There is yet another reason why the plea of waiver is not open to the appellant. It is obvious that the lease of the appellant was determined by the owners of the property, i.e. the two plaintiffs who brought the suit. As the interests of both the lessors were joint, one of the lessors was incompetent either to waive the notice or to renew the lease.
A waiver to be effective and binding must be made by the entire body of joint owners and it is not open to one of the joint owners to waive notice. After the tenancy of the appellant was determined by the two owners, the possession of the appellant was that of a trespasser. If the appellant wanted back his tenancy rights, it could be done only by grant of a fresh lease by the two joint owners. Both the plaintiffs being joint owners, one of them could not create or restore back the lease.

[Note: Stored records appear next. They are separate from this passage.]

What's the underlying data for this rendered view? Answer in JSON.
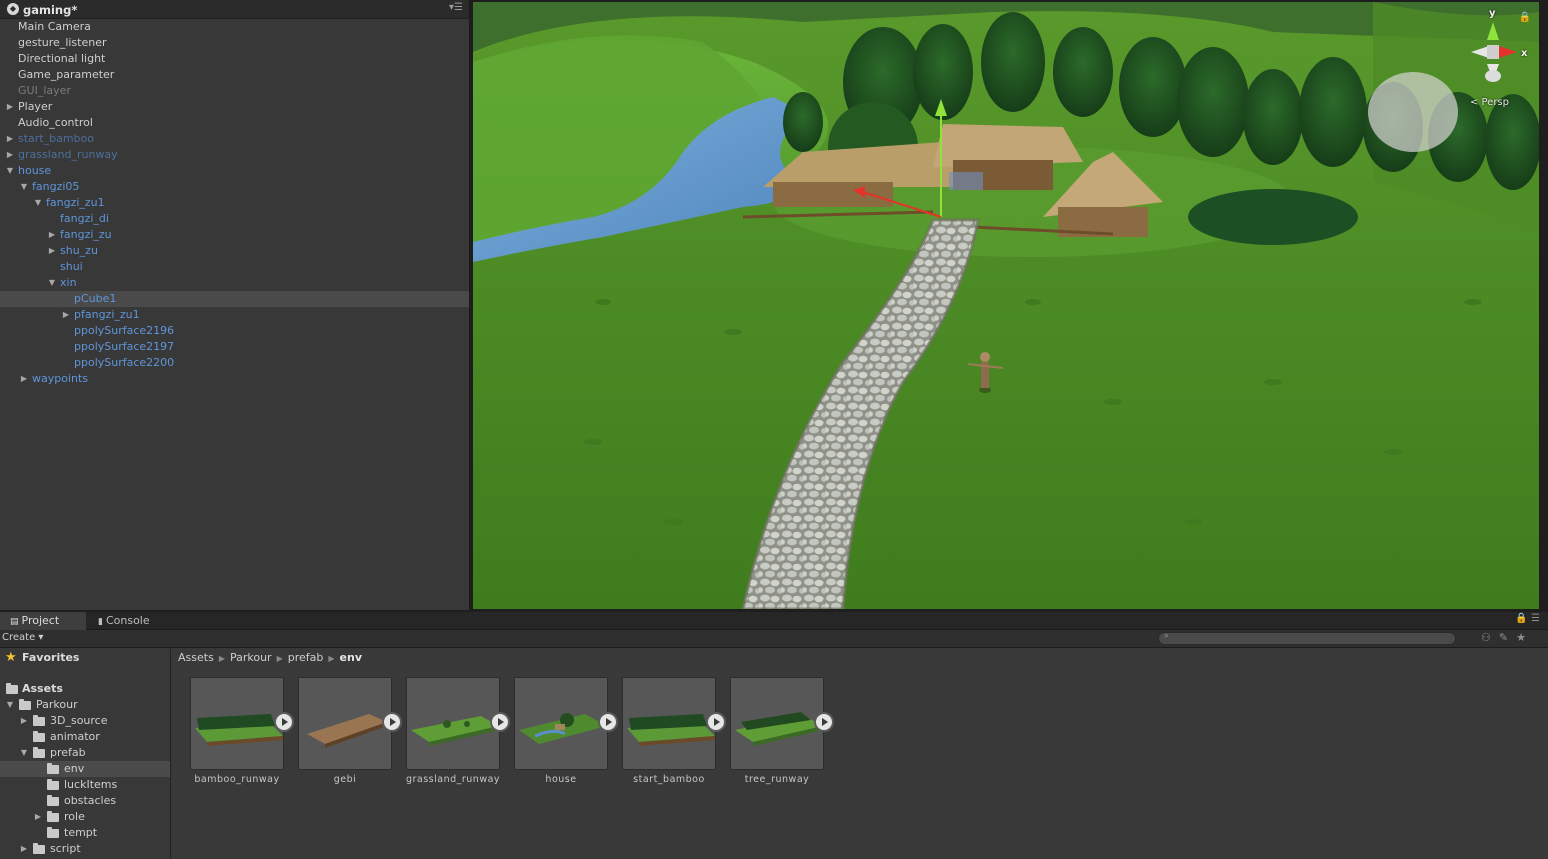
{
  "hierarchy": {
    "scene_title": "gaming*",
    "items": [
      {
        "label": "Main Camera"
      },
      {
        "label": "gesture_listener"
      },
      {
        "label": "Directional light"
      },
      {
        "label": "Game_parameter"
      },
      {
        "label": "GUI_layer"
      },
      {
        "label": "Player"
      },
      {
        "label": "Audio_control"
      },
      {
        "label": "start_bamboo"
      },
      {
        "label": "grassland_runway"
      },
      {
        "label": "house"
      },
      {
        "label": "fangzi05"
      },
      {
        "label": "fangzi_zu1"
      },
      {
        "label": "fangzi_di"
      },
      {
        "label": "fangzi_zu"
      },
      {
        "label": "shu_zu"
      },
      {
        "label": "shui"
      },
      {
        "label": "xin"
      },
      {
        "label": "pCube1"
      },
      {
        "label": "pfangzi_zu1"
      },
      {
        "label": "ppolySurface2196"
      },
      {
        "label": "ppolySurface2197"
      },
      {
        "label": "ppolySurface2200"
      },
      {
        "label": "waypoints"
      }
    ]
  },
  "scene": {
    "gizmo": {
      "y_label": "y",
      "x_label": "x",
      "projection_label": "< Persp"
    }
  },
  "project": {
    "tabs": [
      {
        "label": "Project"
      },
      {
        "label": "Console"
      }
    ],
    "create_label": "Create",
    "search": {
      "placeholder": ""
    },
    "folders": [
      {
        "label": "Favorites"
      },
      {
        "label": "Assets"
      },
      {
        "label": "Parkour"
      },
      {
        "label": "3D_source"
      },
      {
        "label": "animator"
      },
      {
        "label": "prefab"
      },
      {
        "label": "env"
      },
      {
        "label": "luckItems"
      },
      {
        "label": "obstacles"
      },
      {
        "label": "role"
      },
      {
        "label": "tempt"
      },
      {
        "label": "script"
      }
    ],
    "breadcrumb": [
      "Assets",
      "Parkour",
      "prefab",
      "env"
    ],
    "assets": [
      {
        "name": "bamboo_runway"
      },
      {
        "name": "gebi"
      },
      {
        "name": "grassland_runway"
      },
      {
        "name": "house"
      },
      {
        "name": "start_bamboo"
      },
      {
        "name": "tree_runway"
      }
    ]
  }
}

11. Since the tenancy of the appellant was determined by notice by both the owners of the shop, it came to an end. The possession of the appellant was no better than that of a trespasser and this fact was confirmed by the decree of the learned Munsif. The compromise could not and did not change the status of the appellant which was no other than that of a trespasser. One of the co-sharers is quite competent to eject a trespasser even though the other co-sharer does not join. Babu Ram plaintiff could validly continue the appeal and seek ejectment of the appellant.
The learned Civil Judge was, therefore, justified in passing the decree for ejectment as the compromise could not stand in the way of Babu Ram from ejecting a trespasser. The decree passed by the lower appellate Court must be affirmed.
12. There is no substance in the appeal, which is dismissed with costs. The interim order of stay dated 6-9-1954 is hereby vacated.
13. Leave for special appeal is refused.